*SOURCE INFORMATION*
********************
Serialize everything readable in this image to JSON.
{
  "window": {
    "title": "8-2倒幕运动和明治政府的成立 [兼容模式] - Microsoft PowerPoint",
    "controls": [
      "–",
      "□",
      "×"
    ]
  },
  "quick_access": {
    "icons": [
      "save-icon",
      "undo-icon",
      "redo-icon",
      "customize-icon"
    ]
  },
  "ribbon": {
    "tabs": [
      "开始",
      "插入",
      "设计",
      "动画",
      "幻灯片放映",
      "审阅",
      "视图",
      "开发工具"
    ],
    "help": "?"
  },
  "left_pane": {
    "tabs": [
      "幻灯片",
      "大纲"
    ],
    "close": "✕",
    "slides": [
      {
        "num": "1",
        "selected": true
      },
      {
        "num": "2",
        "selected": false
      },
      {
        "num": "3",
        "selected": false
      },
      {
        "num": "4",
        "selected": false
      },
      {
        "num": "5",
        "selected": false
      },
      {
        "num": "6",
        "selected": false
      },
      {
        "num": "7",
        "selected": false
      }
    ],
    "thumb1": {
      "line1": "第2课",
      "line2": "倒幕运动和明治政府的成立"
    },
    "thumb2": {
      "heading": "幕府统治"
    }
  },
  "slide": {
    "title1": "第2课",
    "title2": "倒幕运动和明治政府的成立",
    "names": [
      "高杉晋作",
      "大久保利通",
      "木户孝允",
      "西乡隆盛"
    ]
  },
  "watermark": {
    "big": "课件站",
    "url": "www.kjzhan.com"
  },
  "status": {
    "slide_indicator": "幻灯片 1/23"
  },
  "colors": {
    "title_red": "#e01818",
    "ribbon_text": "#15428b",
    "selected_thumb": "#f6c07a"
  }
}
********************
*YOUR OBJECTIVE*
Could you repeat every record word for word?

*TASK OUTPUT*
Serialize everything readable in this image to JSON.
{
  "window": {
    "title": "8-2倒幕运动和明治政府的成立 [兼容模式] - Microsoft PowerPoint",
    "controls": [
      "–",
      "□",
      "×"
    ]
  },
  "quick_access": {
    "icons": [
      "save-icon",
      "undo-icon",
      "redo-icon",
      "customize-icon"
    ]
  },
  "ribbon": {
    "tabs": [
      "开始",
      "插入",
      "设计",
      "动画",
      "幻灯片放映",
      "审阅",
      "视图",
      "开发工具"
    ],
    "help": "?"
  },
  "left_pane": {
    "tabs": [
      "幻灯片",
      "大纲"
    ],
    "close": "✕",
    "slides": [
      {
        "num": "1",
        "selected": true
      },
      {
        "num": "2",
        "selected": false
      },
      {
        "num": "3",
        "selected": false
      },
      {
        "num": "4",
        "selected": false
      },
      {
        "num": "5",
        "selected": false
      },
      {
        "num": "6",
        "selected": false
      },
      {
        "num": "7",
        "selected": false
      }
    ],
    "thumb1": {
      "line1": "第2课",
      "line2": "倒幕运动和明治政府的成立"
    },
    "thumb2": {
      "heading": "幕府统治"
    }
  },
  "slide": {
    "title1": "第2课",
    "title2": "倒幕运动和明治政府的成立",
    "names": [
      "高杉晋作",
      "大久保利通",
      "木户孝允",
      "西乡隆盛"
    ]
  },
  "watermark": {
    "big": "课件站",
    "url": "www.kjzhan.com"
  },
  "status": {
    "slide_indicator": "幻灯片 1/23"
  },
  "colors": {
    "title_red": "#e01818",
    "ribbon_text": "#15428b",
    "selected_thumb": "#f6c07a"
  }
}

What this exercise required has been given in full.